Tendulkar, Dhoni in contention for the title of greatest ODI cricketer
The iconic Sachin Tendulkar and Indian captain Mahendra Singh Dhoni are among five leading contenders vying for the crown of the greatest ODI cricketer of all time.WorldCup2015 Updated: Mar 06, 2015 19:59 IST
The iconic Sachin Tendulkar and Indian captain Mahendra Singh Dhoni are among five leading contenders vying for the crown of the greatest ODI cricketer of all time.
Australia's former swashbuckling opener Adam Gilchrist, Pakistan pace legend Wasim Akram and West Indies great Viv Richards are the other three nominees, as per an exercise conducted by ESPNcricinfo's magazine 'Cricket Monthly'.
The winner - determined by a jury of 50 players, commentators and cricket writers from around the world - will be announced next week.
The jury's choice of the five greatest comprise two game­changing wicketkeeper-batsmen, a magician fast bowler, and two batting greats.
In terms of longevity and batting stats Tendulkar has no equal. Arguably the greatest batsman in contemporary cricket, Tendulkar rewrote many records during a glorious career spanning 23 years.
He amassed a mammoth 18,426 runs in 463 one-dayers at an average of 44.83. The diminutive right-hander has an astonishing 49 hundreds in the format, including a double hundred -- the first in this form of the game. Tendulkar also has a mammoth tally of 96 ODI 50s to his credit.
Dhoni - the only current player in the top five - has emerged as one of the greatest finishers in One-day Internationals.
His power-packed, inventive strokes powered India to triumph from the jaws of defeat, not once but many a times. He played a key role in his team's triumph in the title clash of the 2011 World Cup.
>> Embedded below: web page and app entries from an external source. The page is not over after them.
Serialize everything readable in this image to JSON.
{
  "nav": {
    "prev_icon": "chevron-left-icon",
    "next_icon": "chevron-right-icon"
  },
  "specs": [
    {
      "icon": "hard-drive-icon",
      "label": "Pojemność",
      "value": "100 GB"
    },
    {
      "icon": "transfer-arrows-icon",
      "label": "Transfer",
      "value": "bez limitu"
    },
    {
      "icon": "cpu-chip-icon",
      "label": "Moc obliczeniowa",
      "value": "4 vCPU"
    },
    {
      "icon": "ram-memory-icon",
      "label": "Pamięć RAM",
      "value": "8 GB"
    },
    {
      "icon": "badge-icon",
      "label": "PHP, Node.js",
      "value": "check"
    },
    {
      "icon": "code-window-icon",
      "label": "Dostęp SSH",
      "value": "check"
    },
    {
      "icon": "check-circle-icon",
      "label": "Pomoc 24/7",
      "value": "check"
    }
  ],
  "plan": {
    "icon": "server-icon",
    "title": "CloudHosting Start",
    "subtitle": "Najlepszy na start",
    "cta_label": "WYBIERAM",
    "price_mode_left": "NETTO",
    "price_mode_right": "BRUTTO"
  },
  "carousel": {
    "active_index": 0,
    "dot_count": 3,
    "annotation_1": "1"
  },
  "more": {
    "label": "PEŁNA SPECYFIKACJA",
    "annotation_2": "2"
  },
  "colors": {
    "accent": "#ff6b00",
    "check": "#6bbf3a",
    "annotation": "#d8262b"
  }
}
Gilchrist's ODI career spanned over 12 years - 1996 to 2008 - during which he set the stage ablaze with his explosive strokeplay that won Australia countless matches, including the 2007 World Cup final against Sri Lanka.
Through the late '70s and '80s, Richards dominated the one-day arena like no other cricketer, and helped his side to two World Cup victories in 1975 and 1979.
During a career that spanned nearly two decades, Akram, often called the 'Sultan of Swing', could do anything with the ball. He belonged to the rarest of rare category, somebody who could bowl six different deliveries in an over. He finished with 502 wickets - still comfortably the most for a fast bowler in ODI. He was Man of the Match in Pakistan's title triumph in 1992 final.
The jury includes legendary cricketers Ian Chappell, Clive Lloyd, Martin Crowe, Rahul Dravid, Ricky Ponting and Graeme Smith; veteran commentators Tony Cozier, Mark Nicholas, Mike Haysman and Sanjay Manjrekar; and respected writers Gideon Haigh, Mike Coward, Suresh Menon and Mike Selvey.